Frigid temperatures can cause indoor heating troubles and unexpected costs for unprepared Alaskans, Oregonians and Washingtonians. In October 2011, the U.S. Energy Information Administration's Short-Term Energy and Winter Fuels Outlook predicted rising heating bill costs this winter for many U.S. consumers. The EIA anticipates greater expenses in households using natural gas, propane and heating oil; increasing by 3, 7 and 8 percent, respectively.
With a variety of heating systems available, Better Business Bureau covers winter-proofing basics to help deflect rising energy costs:
Furnaces: Most homes in the U.S. are heated by furnaces or boilers. Ensure that thermostats and pilot lights are functioning properly on furnaces; clean and replace filters every month or as needed. Older furnaces may be due for replacement after 10 to 15 years. Hire an inspector to make sure it is in safe working order.
Heating Ducts: Effective duct systems are designed to distribute air properly throughout the home, keeping all rooms at a comfortable temperature. However, design deficiencies, leakage and poor insulation can cause duct systems to lose efficiency and drain energy, according to the U.S. Department of Energy. Simple upgradesâ€”such as sealing leaks, adding insulation to exposed ductwork, inserting new return-air grilles or installing jumper ductsâ€”can make a big difference. Clean ducts at least once every two years. For help, consult a qualified professional.

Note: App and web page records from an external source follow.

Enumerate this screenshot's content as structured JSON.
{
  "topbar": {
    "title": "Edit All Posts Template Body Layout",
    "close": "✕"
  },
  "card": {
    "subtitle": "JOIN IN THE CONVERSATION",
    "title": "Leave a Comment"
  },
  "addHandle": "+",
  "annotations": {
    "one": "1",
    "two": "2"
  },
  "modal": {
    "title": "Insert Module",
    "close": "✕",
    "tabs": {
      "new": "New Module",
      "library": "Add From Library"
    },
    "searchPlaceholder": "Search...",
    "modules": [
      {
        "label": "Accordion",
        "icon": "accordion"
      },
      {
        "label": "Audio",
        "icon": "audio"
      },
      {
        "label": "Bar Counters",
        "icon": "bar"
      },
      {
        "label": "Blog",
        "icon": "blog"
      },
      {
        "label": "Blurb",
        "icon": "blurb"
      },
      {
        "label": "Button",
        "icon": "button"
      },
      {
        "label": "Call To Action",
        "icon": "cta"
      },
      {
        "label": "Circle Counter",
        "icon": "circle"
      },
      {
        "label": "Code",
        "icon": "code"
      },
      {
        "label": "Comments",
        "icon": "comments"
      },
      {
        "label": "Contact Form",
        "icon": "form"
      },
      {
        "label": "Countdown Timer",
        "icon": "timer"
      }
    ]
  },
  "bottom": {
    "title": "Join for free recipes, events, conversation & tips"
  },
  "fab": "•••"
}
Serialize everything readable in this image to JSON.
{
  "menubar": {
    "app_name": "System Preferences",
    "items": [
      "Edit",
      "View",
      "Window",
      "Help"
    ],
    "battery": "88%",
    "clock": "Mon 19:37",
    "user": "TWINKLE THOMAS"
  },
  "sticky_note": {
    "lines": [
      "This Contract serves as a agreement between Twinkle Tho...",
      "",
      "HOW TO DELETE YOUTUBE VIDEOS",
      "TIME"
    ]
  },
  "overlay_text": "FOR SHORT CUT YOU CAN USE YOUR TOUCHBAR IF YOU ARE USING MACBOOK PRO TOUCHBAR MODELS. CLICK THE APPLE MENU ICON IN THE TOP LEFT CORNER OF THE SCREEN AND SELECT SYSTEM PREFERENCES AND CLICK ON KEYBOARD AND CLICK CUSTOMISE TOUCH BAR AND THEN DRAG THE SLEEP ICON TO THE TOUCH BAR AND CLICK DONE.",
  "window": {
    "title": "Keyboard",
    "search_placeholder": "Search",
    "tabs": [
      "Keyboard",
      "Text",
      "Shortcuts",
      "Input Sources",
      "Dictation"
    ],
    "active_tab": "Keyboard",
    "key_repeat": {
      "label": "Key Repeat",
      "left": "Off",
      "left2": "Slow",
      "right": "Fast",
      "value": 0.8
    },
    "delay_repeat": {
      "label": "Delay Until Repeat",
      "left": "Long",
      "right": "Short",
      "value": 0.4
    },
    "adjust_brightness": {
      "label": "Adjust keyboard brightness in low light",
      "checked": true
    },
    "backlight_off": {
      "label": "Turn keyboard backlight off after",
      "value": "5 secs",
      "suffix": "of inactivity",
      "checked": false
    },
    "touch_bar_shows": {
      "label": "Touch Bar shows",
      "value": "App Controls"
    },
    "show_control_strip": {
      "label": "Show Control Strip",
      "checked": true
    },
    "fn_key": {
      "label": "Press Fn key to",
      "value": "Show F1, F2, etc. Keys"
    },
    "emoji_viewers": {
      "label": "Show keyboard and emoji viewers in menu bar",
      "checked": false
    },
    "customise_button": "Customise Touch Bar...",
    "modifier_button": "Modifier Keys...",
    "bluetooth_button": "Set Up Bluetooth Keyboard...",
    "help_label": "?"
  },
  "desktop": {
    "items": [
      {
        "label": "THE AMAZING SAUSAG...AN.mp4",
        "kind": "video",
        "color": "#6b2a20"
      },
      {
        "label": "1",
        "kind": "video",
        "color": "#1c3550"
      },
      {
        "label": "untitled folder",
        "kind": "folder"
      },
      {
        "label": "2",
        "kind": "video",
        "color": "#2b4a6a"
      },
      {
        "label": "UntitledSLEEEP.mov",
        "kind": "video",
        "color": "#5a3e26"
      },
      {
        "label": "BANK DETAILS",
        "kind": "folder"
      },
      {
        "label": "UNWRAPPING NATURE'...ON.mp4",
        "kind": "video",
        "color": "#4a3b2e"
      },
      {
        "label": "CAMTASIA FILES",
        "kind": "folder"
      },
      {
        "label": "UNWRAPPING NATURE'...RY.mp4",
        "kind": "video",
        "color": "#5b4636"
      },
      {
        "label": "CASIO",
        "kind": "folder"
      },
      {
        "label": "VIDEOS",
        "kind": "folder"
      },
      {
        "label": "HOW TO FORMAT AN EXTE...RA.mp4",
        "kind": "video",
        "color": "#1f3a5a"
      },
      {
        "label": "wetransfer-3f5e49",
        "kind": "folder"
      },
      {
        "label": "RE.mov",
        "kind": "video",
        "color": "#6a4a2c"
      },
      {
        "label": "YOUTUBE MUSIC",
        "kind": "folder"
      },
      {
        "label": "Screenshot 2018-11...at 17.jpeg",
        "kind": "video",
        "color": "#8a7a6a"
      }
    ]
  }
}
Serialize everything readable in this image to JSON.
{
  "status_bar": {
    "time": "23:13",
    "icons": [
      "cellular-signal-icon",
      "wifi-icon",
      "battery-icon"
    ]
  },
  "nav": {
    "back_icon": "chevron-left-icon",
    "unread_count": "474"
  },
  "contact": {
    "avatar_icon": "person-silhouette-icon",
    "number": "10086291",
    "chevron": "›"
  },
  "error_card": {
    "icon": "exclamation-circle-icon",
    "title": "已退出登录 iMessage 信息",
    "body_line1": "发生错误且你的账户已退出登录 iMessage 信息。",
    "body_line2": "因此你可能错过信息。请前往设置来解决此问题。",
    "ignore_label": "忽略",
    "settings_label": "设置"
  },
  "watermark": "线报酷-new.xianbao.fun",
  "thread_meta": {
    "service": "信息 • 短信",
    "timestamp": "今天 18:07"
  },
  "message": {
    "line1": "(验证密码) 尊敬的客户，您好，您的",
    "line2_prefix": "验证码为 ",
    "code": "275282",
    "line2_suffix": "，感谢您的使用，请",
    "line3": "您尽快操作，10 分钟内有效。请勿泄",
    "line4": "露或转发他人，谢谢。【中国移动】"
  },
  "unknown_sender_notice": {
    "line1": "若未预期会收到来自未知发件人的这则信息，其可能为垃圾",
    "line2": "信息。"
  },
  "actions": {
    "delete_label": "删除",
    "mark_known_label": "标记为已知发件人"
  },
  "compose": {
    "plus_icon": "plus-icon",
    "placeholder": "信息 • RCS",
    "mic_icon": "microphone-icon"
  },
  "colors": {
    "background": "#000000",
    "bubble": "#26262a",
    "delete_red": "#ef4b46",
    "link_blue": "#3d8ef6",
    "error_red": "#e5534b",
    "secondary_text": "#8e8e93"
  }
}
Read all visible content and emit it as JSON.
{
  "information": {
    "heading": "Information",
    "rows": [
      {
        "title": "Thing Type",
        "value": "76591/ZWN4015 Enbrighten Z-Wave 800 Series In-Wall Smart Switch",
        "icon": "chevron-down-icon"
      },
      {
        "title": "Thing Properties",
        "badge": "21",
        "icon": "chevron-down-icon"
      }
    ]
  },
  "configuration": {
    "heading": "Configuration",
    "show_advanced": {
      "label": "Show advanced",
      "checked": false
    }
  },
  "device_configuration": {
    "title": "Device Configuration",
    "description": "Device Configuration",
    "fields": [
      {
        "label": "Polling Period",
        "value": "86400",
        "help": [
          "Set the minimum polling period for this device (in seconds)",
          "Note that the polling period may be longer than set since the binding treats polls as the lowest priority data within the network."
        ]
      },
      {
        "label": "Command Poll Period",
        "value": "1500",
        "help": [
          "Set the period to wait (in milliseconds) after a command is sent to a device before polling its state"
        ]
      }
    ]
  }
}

Chimneys and Fireplaces: Every year, preferably before the coldest season, have wood-burning systems inspected by chimney sweeps. Be wary of animals, debris and leaves in outdoor units. On chimneys, close dampers when fireplaces are not in use. Replace old or leaky dampers, which can add hundreds of dollars to yearly heating bills.
Air Leaks: Be wary, most homes leak heat due to worn weather stripping and peeled or cracked caulking. Inspect and repair leaky doors and windows. Consider hanging thermal curtains on windows. If needed, replace worn or missing shingles and seal cracks in the home's foundation.
Tip: Try using programmable thermostats to reduce heating costs.
Check out local heating system professionals with BBB serving Alaska, Oregon and Western Washington. For more solutions, check out Energysavers.gov, Homeenergysaver.lbl.gov and the DOE's Energy Savers Booklet.